When Chrysler busted out with the 2011 Super Bowl ad with Eminem, which gave rise to the whole “Imported from Detroit” theme, a theme that was green-lighted by Olivier Francois, a Parisian-born executive of Fiat, an Italian company (that owns Chrysler), people in Detroit at large got a good feeling. Yes, the people are tough and gritty, smooth and stylish. The car in question in the spot (a Chrysler 200) isn’t exactly the a car likely to make any publication’s Ten Best List, but as it is the only car that Chrysler produced in the Detroit Metro at the time (it put the Dodge Viper back into production in the city earlier this month, and it actually has built the Jeep Grand Cherokee in the D for the past several years), they had to go with what they had.
Why not the Chrysler 300, the sedan that was immediately popular with golfers and gangstas alike when it appeared as a model year 2005 vehicle?
Because that car is built in Canada.
Chrysler is now beating Detroit like Meg White the drums. Unless it is an ad for Jeep, chances are there is something airing from the company that goes directly back to that “Born of Fire” Super Bowl ad.
It has just launched the 2013 Chrysler 300 Motown Edition.
The commercial for the car shows Motown founder and Detroit native Berry Gordy sitting in the backseat of the car. . .in front of the Motown Museum on West Grand Boulevard. If you’ve ever been to the Motown Museum or on West Grand Boulevard, you know that the word “grand” isn’t used in a particularly descriptive way.
And while Gordy established Motown in Detroit in 1960, he moved it to Los Angeles in 1972.
And while the 2013 Chrysler 300 Motown Edition moves Gordy through the streets of Detroit, it deposits him in New York City, in front of the Lunt Fontanne Theatre, where “Motown: The Musical” will be opening in March.
He may have forgotten that there is the Fisher Theater literally down the street from the Motown Museum. They stage Broadway shows there, too. It’s not Broadway. But it is Detroit.
The car is all chromed up. Perhaps the best part of it is that the limited-edition sedan’s audio system comes with 100 Motown tracks, but then those are accessible without having to put out an MSRP of $32,995.

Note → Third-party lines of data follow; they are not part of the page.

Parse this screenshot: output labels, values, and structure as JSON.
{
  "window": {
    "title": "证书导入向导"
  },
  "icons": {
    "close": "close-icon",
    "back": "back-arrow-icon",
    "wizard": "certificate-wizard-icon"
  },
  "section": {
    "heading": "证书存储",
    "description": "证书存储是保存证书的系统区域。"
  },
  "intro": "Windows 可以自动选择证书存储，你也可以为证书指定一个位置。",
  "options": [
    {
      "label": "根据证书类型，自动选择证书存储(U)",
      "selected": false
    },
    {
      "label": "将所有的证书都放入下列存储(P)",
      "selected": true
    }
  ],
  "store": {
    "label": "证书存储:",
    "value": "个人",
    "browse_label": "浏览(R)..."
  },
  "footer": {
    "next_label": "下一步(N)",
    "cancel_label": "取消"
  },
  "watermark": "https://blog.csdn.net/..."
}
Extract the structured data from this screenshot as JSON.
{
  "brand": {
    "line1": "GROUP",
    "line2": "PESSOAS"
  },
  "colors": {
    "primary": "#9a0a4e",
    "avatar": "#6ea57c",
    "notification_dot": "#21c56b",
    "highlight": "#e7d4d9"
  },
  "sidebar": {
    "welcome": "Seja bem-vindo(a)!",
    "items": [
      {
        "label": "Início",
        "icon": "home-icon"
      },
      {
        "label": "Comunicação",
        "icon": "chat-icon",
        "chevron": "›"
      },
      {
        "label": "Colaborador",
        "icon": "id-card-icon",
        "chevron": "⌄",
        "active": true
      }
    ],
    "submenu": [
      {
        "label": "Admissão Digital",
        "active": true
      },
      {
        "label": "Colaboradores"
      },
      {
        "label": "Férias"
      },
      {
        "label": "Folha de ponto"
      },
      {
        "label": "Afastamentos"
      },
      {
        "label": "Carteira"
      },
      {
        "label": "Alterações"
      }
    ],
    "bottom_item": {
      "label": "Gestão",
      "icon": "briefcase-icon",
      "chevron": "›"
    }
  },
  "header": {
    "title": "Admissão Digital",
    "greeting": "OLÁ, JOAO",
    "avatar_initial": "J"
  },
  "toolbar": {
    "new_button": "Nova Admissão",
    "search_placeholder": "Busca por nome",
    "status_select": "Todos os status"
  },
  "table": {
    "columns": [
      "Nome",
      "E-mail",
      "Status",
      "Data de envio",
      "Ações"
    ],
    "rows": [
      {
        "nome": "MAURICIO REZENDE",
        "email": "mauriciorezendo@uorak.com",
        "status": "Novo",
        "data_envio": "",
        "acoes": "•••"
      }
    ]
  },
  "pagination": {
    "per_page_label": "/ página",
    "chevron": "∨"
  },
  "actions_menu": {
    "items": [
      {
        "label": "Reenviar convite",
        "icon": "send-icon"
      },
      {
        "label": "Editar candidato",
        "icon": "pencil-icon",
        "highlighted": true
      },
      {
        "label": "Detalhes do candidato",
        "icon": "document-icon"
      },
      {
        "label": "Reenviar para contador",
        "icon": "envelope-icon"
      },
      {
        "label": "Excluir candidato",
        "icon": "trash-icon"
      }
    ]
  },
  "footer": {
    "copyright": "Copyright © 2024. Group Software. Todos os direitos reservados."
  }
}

“We are Motown and this is what we do,” Gordy says at the end of the spot for the car.
What? Move out of the D?